Chris Sarage ’92 went from working at Amherst’s Antonio’s Pizza to opening up his own place in Bolivia in the world’s largest salt flat.


Chris Sarage, owner of Minuteman Pizza, is pictured in the Uyuni Salt Flats in Bolivia.
Andrew Dare Photography; Getty Images

You’ve been traveling by train for many hours across the Bolivian Altiplano from Oruro. Leaning your cheek wearily against the window, you doze off. When the conductor announces your connection at Uyuni, you jolt awake—and can hardly believe what you see—a shining white landscape like an alien planet. Ravenous for nourishment and answers, you disembark and head straight for a place fabled among hungry travelers: a legendary pizza joint. 

Minuteman Revolutionary Pizza, founded by UMass Amherst alum Chris Sarage ’92, is surrounded by the Salar de Uyuni, the largest salt flat in the world. Thousands of square miles of salt left by the evaporation of an ancient inland sea have leveled so perfectly that you can see the curvature of Earth. Subsurface water causes the salt layer to crack into hexagons, and reflected light from the Salar de Uyuni can be seen all the way to the moon. 

A Spanish major and Latin American studies minor who went backpacking through Central America after graduation, Sarage began his career as a “slice slinger” at the newly opened Antonio’s Pizza in Amherst in 1992. That’s where he met his future wife, Sussy Duran, a visiting postgrad in environmental studies, eventually following her back to Bolivia where her parents operate the Toñito ecotourism hotel.
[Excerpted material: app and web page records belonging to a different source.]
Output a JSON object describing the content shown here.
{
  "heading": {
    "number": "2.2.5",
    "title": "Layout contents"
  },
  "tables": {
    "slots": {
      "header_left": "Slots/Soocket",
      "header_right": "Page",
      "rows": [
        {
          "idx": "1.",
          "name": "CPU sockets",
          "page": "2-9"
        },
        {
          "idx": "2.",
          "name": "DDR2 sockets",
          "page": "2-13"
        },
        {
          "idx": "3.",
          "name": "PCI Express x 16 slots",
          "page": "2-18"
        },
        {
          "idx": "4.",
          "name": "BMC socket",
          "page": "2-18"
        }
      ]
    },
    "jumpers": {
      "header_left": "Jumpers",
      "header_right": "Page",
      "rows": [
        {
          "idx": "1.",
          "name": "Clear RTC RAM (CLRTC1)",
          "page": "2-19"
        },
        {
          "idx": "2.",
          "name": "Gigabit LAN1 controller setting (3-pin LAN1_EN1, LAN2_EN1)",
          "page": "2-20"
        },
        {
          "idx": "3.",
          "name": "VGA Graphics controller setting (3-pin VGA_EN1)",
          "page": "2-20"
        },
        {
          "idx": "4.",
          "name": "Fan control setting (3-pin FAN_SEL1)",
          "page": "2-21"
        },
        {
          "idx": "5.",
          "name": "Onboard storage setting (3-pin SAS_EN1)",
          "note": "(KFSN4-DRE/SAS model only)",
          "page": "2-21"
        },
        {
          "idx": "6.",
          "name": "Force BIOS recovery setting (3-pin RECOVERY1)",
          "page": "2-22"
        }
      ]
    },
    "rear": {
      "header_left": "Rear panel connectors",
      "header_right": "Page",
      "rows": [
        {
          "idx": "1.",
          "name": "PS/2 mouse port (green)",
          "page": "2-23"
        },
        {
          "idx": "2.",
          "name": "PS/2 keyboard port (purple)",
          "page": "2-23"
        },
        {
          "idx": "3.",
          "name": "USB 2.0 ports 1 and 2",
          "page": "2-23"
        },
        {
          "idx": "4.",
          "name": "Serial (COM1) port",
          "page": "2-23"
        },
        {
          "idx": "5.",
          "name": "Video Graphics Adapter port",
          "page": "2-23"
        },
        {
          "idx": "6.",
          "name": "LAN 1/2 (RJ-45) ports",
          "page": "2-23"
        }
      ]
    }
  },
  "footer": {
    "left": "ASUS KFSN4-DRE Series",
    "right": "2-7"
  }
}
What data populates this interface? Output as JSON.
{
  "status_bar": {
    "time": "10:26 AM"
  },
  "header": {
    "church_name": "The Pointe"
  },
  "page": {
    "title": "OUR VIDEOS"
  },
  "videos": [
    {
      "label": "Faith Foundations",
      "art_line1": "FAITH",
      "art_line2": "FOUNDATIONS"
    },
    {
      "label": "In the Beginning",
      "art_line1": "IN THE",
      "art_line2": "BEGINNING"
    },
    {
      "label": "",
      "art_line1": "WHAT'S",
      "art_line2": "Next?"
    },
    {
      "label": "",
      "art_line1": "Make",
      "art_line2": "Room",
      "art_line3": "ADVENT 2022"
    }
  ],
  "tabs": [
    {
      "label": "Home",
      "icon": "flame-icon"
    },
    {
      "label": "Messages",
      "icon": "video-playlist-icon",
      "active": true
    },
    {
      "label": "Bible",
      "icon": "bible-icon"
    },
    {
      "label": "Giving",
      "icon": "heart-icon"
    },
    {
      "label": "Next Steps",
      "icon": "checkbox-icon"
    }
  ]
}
He established his first pizzeria in La Paz in 1997 and then relocated to Uyuni in 2003. 

As pizza was new in Bolivia in 1997, Sarage fielded such questions as to whether it should come with rice and had to cut his own pizza boxes with a knife because there was no sup-plier for them. “Here,” he says, “you have to get it or you invent it.” He has since added local ingredients to his repertoire, including llama meat, quinoa flour, and salt from the salar.

The landscape still stuns Sarage with its strange beauty. “You can drive for hours without seeing the edge. You can get lost in the middle of this vast, surreal white desert—you walk on the salt and it looks like you are walking on snow, but it crunches. When it rains, and the salt covers up with water, it reflects everywhere.”